Action item: Say how many lines in the entries below have the word "project" in them, giving only the number.

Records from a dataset
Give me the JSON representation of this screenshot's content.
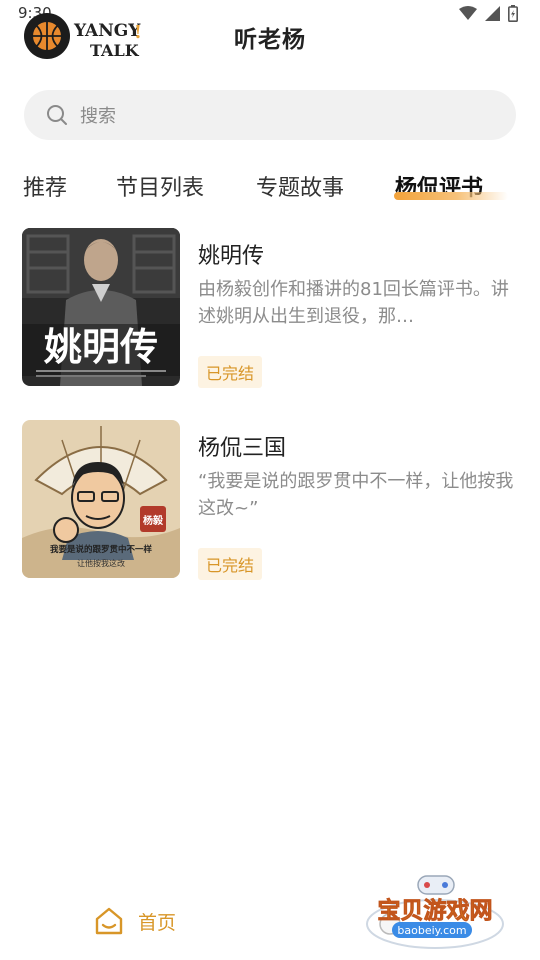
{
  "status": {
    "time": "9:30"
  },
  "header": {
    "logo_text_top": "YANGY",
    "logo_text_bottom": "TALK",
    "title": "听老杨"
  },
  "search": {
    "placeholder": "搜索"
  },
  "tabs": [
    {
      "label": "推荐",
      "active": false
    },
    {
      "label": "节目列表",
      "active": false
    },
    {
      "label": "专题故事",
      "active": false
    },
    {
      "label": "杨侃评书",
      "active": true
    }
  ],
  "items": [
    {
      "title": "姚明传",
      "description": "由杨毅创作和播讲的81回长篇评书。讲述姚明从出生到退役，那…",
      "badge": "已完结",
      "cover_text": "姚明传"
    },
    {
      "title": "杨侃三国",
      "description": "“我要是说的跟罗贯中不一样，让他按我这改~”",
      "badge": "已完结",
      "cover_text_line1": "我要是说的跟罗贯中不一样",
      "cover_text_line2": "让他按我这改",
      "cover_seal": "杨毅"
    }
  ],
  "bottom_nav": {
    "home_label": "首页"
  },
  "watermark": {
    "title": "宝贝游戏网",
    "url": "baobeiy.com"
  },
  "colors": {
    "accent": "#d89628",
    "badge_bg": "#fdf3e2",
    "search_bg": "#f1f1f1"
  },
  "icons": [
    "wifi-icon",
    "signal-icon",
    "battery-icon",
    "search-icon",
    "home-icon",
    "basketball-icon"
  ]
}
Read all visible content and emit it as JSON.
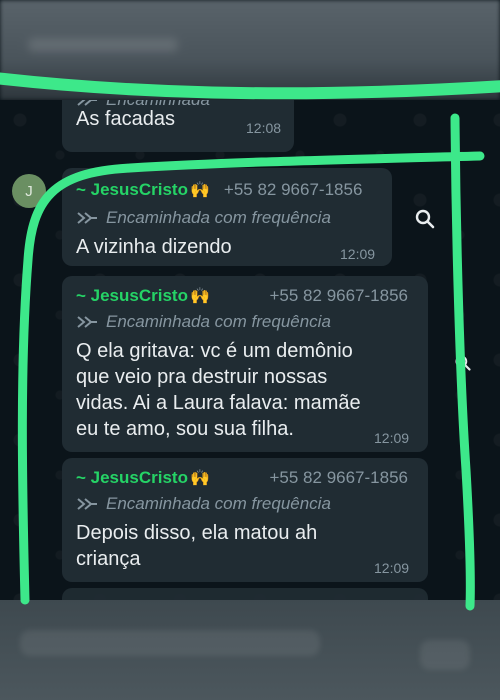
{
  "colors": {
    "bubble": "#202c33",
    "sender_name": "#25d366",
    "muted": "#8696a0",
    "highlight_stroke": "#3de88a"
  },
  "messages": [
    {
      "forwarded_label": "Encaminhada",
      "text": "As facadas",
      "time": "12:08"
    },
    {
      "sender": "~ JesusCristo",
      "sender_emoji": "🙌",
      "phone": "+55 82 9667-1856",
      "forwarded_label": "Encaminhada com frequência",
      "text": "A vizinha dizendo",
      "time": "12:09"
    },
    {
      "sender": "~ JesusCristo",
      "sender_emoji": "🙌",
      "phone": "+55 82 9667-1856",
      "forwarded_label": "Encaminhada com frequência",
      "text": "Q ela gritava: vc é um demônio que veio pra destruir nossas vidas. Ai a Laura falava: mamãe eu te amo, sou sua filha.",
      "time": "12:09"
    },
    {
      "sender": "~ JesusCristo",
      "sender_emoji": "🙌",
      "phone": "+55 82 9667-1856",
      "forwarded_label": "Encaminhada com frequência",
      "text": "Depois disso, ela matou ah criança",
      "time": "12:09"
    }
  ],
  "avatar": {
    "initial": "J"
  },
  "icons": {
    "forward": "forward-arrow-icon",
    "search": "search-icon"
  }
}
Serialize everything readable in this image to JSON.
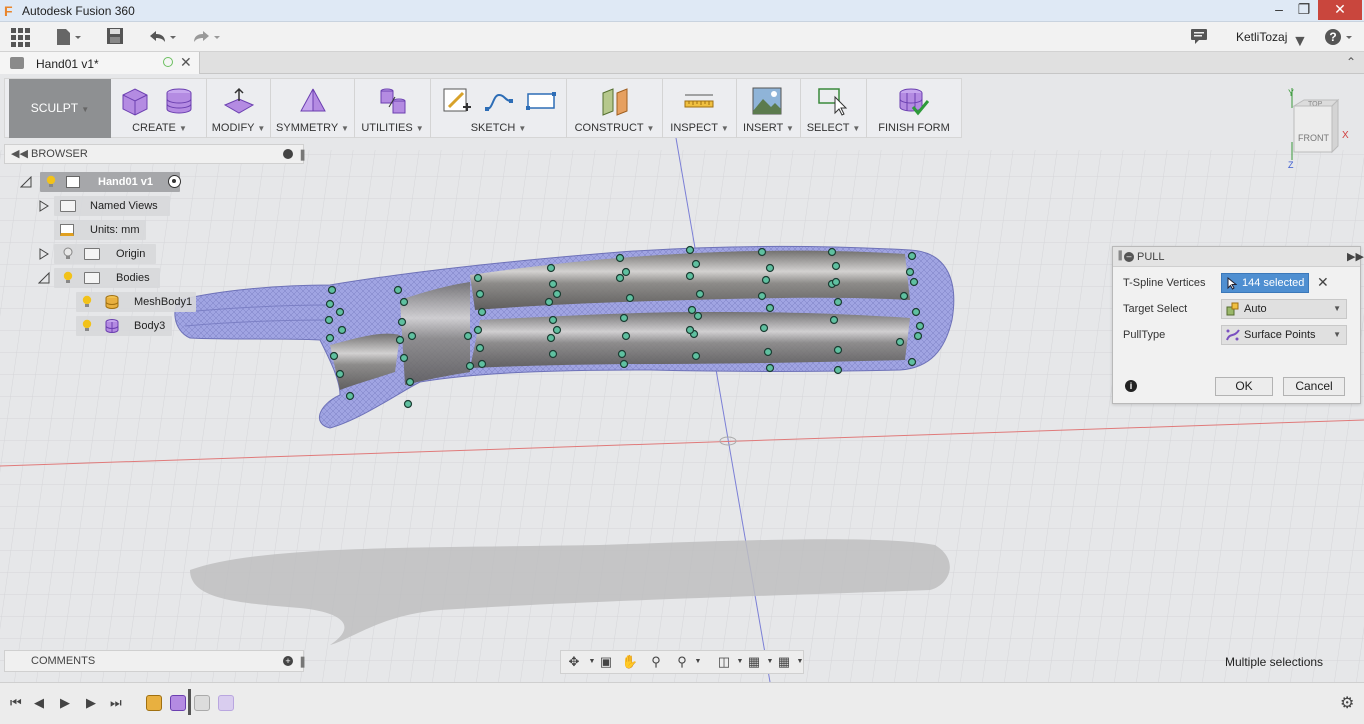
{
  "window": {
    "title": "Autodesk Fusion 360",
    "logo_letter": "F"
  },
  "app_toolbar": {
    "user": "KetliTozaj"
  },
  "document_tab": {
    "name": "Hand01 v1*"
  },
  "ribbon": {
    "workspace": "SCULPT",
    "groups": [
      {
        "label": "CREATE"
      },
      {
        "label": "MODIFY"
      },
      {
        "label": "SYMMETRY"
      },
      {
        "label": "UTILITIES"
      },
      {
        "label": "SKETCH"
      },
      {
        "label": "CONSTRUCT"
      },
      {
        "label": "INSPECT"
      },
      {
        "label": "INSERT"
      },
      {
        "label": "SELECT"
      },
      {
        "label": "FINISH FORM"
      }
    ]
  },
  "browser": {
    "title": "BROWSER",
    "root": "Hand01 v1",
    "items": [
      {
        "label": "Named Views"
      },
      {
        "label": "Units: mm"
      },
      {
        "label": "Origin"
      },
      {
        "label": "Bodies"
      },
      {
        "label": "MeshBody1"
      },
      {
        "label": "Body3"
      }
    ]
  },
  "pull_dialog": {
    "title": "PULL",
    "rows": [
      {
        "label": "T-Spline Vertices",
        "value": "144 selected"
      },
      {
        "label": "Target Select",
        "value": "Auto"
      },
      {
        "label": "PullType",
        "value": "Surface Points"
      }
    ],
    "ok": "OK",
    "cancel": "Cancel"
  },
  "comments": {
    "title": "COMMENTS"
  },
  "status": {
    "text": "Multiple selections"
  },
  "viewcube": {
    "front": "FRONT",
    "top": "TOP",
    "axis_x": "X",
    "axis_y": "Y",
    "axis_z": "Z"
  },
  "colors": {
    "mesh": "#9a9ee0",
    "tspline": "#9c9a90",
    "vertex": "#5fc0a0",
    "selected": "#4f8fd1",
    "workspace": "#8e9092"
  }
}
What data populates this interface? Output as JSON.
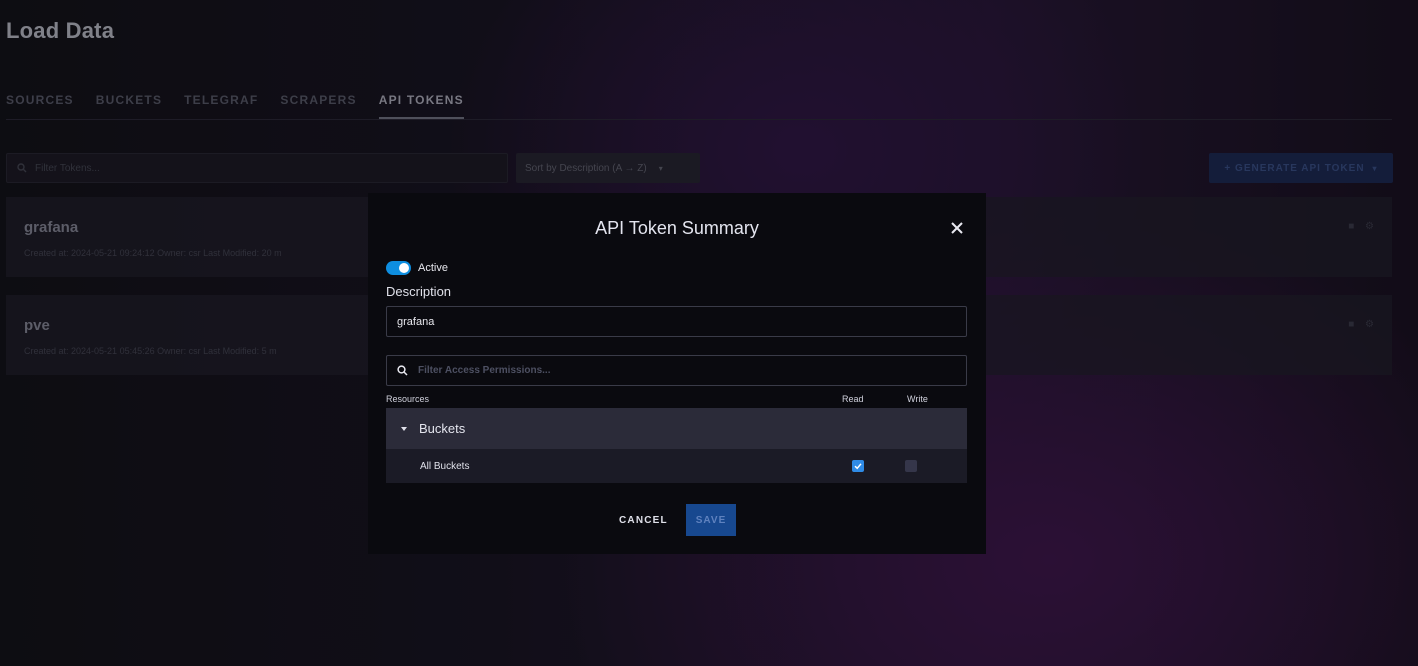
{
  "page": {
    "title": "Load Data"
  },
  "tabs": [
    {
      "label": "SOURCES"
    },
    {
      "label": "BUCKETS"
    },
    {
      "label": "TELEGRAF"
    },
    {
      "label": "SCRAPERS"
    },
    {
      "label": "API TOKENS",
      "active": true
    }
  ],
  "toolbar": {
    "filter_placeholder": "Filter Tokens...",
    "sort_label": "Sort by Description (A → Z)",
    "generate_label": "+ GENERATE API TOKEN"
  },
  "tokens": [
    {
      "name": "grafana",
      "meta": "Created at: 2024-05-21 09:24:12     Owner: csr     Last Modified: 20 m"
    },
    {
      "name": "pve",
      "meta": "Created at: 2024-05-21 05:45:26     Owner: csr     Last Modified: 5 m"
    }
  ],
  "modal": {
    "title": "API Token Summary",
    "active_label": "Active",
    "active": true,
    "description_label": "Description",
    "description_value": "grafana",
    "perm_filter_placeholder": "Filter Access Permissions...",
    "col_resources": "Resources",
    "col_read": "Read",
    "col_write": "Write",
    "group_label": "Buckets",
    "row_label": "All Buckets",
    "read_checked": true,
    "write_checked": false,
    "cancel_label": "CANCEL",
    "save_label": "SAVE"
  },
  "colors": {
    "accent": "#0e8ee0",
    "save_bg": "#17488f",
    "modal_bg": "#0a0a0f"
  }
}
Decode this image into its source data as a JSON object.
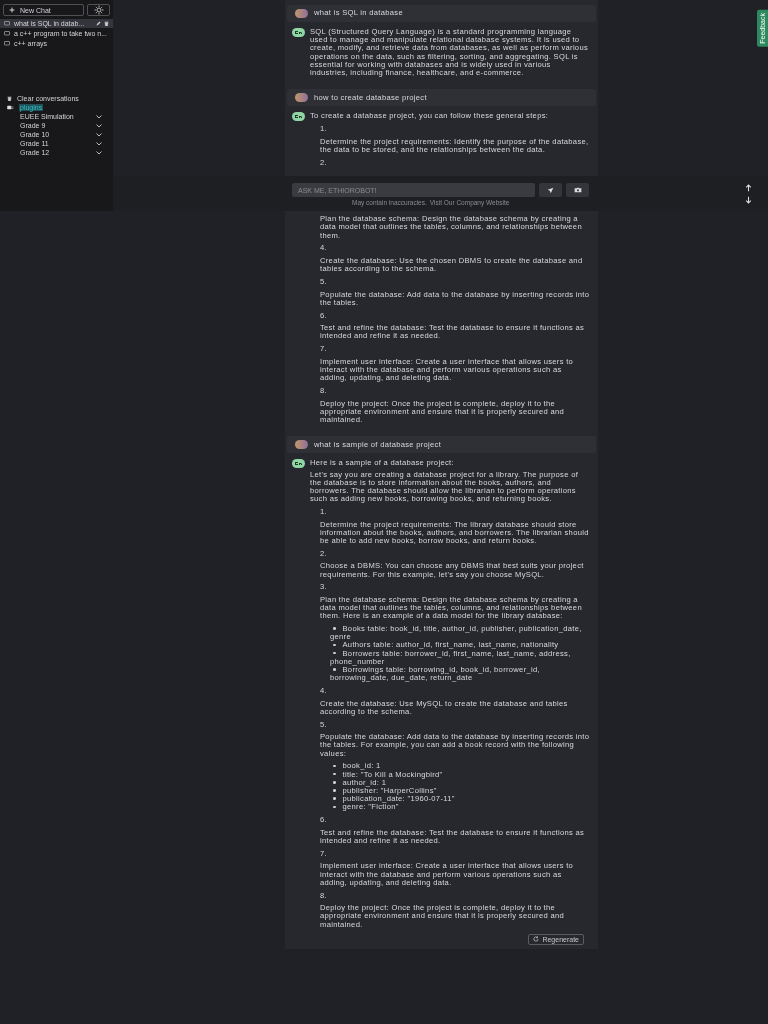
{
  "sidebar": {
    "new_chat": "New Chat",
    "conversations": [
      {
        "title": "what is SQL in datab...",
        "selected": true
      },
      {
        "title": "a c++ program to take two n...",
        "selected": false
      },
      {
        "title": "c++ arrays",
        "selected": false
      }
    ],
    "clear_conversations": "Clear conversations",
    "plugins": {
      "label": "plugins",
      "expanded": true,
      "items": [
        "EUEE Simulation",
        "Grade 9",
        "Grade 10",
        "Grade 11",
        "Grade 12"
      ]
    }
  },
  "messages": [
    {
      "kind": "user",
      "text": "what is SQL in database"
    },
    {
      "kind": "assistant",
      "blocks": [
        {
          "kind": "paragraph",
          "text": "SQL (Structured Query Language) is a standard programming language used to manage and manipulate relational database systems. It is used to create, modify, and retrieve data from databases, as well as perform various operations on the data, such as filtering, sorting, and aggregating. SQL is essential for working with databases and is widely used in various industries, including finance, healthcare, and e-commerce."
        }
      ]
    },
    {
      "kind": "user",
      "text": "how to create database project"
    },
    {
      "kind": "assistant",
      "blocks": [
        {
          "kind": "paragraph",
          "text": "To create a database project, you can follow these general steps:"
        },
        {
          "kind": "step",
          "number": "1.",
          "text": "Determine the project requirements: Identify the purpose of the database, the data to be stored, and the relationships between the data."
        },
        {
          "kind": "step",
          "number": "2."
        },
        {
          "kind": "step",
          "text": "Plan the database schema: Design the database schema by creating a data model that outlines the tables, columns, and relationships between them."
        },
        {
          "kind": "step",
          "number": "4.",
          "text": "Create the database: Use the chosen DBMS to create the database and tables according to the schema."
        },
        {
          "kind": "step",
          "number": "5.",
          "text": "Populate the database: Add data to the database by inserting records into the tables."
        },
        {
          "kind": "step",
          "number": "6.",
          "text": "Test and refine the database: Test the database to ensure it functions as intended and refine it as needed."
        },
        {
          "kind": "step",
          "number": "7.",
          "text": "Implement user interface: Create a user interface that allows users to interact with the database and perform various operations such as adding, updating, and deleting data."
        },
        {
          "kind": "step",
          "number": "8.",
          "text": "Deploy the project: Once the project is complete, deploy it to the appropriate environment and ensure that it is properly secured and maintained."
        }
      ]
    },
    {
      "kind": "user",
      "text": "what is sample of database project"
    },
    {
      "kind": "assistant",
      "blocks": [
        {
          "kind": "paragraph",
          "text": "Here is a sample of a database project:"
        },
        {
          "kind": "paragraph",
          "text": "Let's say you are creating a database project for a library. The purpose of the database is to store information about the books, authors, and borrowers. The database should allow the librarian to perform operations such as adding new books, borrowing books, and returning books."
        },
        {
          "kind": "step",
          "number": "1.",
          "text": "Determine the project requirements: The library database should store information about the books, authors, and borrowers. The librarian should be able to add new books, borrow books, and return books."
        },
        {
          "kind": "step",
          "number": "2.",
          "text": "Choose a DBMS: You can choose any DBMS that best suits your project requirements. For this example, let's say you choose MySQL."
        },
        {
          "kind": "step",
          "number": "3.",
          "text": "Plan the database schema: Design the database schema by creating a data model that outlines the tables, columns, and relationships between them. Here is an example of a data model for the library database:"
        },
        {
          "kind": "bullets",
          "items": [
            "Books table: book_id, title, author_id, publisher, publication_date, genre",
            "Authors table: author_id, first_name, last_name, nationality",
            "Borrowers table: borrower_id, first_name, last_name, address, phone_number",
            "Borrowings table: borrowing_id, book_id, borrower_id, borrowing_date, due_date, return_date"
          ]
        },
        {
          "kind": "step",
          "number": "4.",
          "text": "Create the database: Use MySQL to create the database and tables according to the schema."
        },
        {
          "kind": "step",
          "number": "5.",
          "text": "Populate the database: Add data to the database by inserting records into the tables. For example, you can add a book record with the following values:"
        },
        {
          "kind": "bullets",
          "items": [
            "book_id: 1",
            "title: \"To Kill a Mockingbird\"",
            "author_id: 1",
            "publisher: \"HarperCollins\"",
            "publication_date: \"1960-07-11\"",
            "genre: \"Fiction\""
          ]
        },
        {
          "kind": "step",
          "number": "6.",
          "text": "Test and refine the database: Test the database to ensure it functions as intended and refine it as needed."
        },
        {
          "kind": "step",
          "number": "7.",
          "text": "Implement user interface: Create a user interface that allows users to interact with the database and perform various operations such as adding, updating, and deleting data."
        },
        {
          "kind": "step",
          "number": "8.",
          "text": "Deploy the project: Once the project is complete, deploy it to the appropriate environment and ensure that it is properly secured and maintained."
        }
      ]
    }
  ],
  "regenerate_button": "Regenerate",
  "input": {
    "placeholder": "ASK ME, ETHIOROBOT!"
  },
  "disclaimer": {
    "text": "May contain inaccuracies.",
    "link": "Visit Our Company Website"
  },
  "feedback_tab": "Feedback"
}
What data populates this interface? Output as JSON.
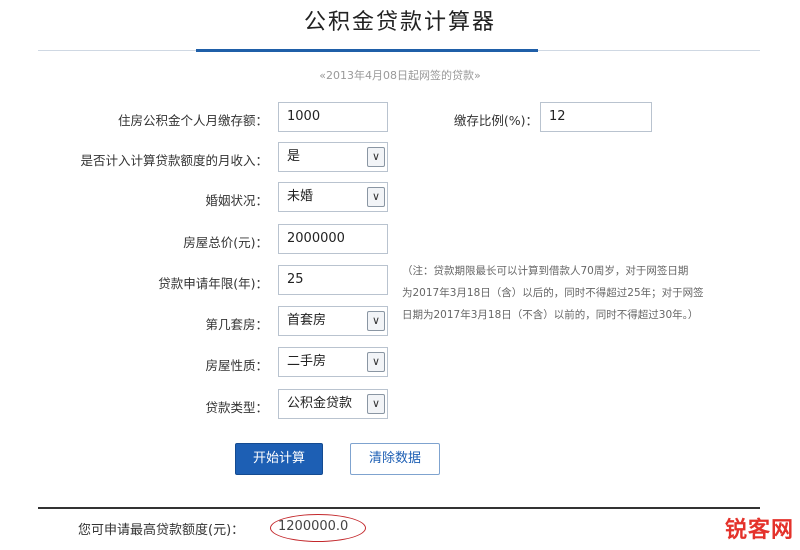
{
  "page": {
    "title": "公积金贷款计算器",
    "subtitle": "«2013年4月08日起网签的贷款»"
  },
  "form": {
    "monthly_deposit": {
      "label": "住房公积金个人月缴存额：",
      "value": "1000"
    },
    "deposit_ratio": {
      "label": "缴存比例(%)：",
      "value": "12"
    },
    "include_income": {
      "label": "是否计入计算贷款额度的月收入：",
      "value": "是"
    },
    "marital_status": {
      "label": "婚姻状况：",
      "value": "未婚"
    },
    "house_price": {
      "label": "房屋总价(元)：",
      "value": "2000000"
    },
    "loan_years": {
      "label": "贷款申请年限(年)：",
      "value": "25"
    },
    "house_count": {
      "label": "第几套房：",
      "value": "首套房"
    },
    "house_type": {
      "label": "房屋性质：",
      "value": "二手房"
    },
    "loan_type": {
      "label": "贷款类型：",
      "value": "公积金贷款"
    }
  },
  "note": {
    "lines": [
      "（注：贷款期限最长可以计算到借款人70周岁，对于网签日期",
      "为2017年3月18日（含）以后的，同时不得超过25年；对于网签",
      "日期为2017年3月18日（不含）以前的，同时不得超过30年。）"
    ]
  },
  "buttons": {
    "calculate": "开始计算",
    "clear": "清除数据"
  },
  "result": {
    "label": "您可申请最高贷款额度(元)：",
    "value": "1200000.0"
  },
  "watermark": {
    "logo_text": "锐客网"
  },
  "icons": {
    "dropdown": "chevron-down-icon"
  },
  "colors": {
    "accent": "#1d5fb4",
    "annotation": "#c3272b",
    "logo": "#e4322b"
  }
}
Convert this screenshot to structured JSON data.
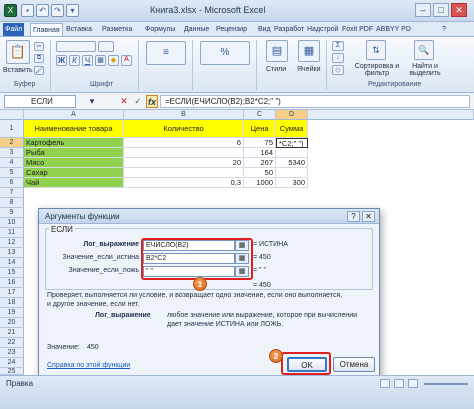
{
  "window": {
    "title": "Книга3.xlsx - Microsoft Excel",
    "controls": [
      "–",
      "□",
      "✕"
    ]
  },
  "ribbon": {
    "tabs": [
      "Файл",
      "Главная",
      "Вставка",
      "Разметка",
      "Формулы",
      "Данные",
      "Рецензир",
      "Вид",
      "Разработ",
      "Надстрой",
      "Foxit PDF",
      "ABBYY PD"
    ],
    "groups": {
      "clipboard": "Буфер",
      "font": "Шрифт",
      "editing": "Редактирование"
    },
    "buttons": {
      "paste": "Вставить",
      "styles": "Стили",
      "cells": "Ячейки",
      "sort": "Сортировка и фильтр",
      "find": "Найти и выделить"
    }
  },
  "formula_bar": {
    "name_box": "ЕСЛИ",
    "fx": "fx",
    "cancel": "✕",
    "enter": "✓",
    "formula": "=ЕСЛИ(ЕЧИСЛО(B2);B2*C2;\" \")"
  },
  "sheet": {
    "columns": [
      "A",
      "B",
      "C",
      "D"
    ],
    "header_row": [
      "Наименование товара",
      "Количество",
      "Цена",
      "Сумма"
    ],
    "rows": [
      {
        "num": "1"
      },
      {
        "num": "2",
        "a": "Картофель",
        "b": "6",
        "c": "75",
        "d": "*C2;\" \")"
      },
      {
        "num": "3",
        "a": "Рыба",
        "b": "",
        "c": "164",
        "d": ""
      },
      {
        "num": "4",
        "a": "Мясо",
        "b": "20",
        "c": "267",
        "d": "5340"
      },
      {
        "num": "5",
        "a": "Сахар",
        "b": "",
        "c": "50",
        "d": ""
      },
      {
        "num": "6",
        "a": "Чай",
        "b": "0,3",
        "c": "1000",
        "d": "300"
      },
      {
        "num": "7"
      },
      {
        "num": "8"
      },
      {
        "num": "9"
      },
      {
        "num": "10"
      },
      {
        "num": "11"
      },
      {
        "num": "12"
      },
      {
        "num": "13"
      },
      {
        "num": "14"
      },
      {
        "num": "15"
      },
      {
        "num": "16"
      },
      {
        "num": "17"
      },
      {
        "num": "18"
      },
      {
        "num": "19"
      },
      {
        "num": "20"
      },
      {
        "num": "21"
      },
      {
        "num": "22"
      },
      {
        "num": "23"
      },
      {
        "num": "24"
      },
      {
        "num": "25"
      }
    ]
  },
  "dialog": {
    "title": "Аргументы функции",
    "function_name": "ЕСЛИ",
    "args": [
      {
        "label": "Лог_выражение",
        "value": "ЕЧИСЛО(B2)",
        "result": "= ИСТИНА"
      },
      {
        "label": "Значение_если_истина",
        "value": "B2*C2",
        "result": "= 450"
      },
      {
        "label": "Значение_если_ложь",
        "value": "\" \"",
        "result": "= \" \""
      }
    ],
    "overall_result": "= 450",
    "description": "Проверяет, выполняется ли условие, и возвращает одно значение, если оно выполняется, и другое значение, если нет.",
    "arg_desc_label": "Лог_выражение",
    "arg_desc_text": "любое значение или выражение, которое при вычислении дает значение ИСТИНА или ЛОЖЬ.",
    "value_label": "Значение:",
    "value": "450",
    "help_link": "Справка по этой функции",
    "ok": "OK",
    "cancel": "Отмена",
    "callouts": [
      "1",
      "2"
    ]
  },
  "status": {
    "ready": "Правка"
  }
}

Result of the exercise: 10